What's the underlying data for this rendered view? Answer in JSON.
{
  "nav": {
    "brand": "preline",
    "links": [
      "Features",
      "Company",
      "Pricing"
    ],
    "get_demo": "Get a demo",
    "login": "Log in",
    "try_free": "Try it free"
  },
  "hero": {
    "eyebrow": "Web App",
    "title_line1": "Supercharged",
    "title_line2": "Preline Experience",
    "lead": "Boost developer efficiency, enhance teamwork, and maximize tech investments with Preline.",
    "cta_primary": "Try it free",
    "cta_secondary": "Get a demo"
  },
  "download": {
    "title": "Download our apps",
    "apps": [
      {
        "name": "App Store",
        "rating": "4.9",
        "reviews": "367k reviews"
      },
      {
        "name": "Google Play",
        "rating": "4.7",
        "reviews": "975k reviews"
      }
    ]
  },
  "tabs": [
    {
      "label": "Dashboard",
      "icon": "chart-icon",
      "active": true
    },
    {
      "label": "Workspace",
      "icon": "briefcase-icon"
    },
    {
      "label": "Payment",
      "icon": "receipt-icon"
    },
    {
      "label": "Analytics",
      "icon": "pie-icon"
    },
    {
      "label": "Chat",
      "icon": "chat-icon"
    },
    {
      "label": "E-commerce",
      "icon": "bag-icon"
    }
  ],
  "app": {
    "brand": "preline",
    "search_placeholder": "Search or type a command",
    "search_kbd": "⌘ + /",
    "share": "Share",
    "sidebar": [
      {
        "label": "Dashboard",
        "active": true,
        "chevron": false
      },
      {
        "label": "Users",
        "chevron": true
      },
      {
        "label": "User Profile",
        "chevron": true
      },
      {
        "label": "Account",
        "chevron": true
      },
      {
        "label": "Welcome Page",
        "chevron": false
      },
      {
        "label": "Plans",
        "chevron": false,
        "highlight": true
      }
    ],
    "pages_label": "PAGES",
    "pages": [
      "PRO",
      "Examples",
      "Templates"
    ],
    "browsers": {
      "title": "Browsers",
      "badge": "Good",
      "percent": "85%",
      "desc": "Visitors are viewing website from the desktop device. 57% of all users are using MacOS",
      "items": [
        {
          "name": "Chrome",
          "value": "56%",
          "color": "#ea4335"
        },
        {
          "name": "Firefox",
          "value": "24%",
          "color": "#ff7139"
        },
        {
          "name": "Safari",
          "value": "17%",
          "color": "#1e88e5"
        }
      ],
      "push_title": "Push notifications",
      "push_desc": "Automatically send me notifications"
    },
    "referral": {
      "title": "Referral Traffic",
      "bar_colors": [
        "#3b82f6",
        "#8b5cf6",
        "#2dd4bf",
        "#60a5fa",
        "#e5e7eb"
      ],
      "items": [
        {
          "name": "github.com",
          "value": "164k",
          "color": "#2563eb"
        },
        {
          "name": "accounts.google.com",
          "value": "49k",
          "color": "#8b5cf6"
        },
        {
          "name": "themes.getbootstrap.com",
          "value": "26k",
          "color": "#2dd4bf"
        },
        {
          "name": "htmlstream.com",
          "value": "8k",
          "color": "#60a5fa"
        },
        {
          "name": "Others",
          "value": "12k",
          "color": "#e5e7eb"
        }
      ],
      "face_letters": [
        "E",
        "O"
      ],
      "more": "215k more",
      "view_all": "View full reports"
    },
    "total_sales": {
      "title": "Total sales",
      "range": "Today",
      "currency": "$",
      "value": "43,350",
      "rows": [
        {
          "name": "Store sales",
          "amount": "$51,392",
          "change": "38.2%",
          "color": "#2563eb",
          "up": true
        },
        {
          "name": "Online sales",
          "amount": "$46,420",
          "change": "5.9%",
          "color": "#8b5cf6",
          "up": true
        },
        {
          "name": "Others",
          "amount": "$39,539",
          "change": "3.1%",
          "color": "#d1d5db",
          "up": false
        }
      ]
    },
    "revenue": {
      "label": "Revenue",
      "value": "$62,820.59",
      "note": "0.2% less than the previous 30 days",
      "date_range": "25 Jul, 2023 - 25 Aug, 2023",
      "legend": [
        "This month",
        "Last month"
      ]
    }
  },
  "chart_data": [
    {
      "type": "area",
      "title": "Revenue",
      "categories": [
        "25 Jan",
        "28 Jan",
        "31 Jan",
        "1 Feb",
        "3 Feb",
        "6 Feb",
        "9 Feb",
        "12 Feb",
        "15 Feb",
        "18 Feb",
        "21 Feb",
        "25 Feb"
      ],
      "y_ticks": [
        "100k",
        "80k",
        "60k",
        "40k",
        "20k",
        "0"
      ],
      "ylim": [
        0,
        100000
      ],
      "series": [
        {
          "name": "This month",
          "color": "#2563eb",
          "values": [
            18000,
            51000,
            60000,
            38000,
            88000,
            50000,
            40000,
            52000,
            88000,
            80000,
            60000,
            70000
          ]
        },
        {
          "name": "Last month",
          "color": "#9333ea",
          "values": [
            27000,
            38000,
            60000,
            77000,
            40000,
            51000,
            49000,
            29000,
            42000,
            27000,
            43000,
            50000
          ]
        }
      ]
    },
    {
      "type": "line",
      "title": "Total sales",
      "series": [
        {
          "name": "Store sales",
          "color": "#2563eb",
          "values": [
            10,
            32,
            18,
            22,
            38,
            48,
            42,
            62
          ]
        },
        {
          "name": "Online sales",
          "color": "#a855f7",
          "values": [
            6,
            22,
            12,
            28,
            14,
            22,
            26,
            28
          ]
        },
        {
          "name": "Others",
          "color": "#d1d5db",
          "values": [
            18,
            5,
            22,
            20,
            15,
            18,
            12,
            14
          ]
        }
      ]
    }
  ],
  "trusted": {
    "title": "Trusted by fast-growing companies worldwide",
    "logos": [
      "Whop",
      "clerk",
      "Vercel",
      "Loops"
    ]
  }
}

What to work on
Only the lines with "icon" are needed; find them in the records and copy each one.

Response below
      "icon": "chart-icon",
      "icon": "briefcase-icon"
      "icon": "receipt-icon"
      "icon": "pie-icon"
      "icon": "chat-icon"
      "icon": "bag-icon"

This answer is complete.